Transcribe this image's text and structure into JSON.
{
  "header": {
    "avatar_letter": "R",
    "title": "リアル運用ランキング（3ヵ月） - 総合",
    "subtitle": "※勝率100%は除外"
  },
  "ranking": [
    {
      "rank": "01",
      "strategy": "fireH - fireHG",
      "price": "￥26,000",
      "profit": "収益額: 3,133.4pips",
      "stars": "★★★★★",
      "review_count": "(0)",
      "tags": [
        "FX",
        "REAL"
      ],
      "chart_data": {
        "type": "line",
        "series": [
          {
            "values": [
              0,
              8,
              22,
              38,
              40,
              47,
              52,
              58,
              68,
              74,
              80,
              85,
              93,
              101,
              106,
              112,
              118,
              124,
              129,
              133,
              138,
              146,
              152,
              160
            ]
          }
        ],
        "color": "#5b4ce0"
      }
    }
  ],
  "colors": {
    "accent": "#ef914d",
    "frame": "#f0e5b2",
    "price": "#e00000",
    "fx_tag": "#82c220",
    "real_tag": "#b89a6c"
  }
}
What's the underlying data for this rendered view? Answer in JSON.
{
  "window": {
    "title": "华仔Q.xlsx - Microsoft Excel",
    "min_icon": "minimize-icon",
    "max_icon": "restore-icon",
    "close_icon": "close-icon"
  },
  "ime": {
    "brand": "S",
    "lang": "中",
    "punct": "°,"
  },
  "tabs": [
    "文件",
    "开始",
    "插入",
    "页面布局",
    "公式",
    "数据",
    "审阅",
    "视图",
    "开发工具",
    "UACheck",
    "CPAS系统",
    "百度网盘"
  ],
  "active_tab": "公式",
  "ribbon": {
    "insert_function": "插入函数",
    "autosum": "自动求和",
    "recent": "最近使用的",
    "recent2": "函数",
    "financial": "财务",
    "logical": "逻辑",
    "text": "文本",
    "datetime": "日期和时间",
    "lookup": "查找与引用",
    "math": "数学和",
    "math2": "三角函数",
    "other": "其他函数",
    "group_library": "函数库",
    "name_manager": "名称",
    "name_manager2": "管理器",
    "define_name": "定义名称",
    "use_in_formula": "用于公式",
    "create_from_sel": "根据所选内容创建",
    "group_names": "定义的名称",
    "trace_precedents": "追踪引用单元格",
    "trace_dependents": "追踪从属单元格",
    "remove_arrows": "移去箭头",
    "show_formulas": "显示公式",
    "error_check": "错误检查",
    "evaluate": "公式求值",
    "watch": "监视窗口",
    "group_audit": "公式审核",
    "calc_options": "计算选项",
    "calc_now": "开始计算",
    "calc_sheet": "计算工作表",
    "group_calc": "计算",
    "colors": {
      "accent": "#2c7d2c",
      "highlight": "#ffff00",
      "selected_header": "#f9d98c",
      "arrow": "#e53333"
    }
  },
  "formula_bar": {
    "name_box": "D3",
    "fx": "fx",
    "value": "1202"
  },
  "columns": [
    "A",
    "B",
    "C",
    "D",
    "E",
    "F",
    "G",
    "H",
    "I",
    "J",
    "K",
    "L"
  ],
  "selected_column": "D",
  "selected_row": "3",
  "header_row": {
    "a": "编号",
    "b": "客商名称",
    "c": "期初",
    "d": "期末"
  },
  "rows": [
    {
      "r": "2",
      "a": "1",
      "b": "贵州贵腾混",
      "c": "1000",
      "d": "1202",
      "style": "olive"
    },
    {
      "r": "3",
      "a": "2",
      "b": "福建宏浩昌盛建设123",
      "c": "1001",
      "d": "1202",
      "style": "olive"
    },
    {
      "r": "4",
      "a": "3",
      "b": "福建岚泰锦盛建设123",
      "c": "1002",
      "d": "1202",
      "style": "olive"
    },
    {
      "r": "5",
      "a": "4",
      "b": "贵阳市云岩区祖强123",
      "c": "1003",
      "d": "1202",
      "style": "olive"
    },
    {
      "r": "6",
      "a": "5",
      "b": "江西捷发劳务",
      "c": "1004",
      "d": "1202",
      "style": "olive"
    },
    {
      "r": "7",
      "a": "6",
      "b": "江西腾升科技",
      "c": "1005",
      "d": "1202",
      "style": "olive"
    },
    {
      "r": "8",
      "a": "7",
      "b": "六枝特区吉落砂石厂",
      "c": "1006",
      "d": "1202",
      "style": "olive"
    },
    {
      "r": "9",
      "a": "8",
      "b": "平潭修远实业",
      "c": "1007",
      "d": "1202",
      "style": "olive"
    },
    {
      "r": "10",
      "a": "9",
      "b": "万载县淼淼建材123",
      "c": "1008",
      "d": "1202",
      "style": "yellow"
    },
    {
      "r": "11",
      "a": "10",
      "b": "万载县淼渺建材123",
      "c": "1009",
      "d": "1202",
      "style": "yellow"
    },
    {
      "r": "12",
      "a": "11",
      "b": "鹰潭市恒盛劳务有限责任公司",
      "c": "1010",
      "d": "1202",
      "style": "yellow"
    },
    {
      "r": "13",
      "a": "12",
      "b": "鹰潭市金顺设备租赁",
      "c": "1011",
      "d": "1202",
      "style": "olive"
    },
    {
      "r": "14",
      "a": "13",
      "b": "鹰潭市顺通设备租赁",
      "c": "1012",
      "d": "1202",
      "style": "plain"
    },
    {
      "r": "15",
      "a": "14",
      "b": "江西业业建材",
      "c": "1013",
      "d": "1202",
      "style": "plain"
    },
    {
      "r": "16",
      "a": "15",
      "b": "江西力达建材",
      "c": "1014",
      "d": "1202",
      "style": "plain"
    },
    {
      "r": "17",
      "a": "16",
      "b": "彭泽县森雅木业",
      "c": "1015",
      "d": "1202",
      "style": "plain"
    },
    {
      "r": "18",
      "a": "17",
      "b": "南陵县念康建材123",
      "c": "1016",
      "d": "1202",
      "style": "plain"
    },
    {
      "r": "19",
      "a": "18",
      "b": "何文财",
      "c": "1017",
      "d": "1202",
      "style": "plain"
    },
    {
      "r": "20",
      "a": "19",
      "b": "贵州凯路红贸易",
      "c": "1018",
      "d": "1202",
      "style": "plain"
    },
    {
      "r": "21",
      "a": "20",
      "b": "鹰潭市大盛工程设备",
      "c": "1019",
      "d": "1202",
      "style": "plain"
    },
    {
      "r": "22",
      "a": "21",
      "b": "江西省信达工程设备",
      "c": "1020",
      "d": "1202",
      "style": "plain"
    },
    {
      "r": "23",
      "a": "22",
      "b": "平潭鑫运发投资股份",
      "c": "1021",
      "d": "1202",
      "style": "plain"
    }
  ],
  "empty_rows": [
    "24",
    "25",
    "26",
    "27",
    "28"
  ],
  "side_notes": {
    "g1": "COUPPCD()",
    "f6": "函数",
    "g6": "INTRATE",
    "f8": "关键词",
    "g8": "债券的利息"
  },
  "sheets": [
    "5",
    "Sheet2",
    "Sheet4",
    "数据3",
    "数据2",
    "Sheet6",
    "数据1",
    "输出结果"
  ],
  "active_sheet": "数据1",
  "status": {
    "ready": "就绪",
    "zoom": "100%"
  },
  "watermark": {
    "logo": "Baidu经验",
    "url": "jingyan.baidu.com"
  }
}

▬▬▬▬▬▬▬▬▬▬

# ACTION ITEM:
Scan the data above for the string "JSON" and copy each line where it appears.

# RESPONSE FOR THIS EXERCISE:
Transcribe this image's text and structure into JSON.
What's the underlying data for this rendered view? Answer in JSON.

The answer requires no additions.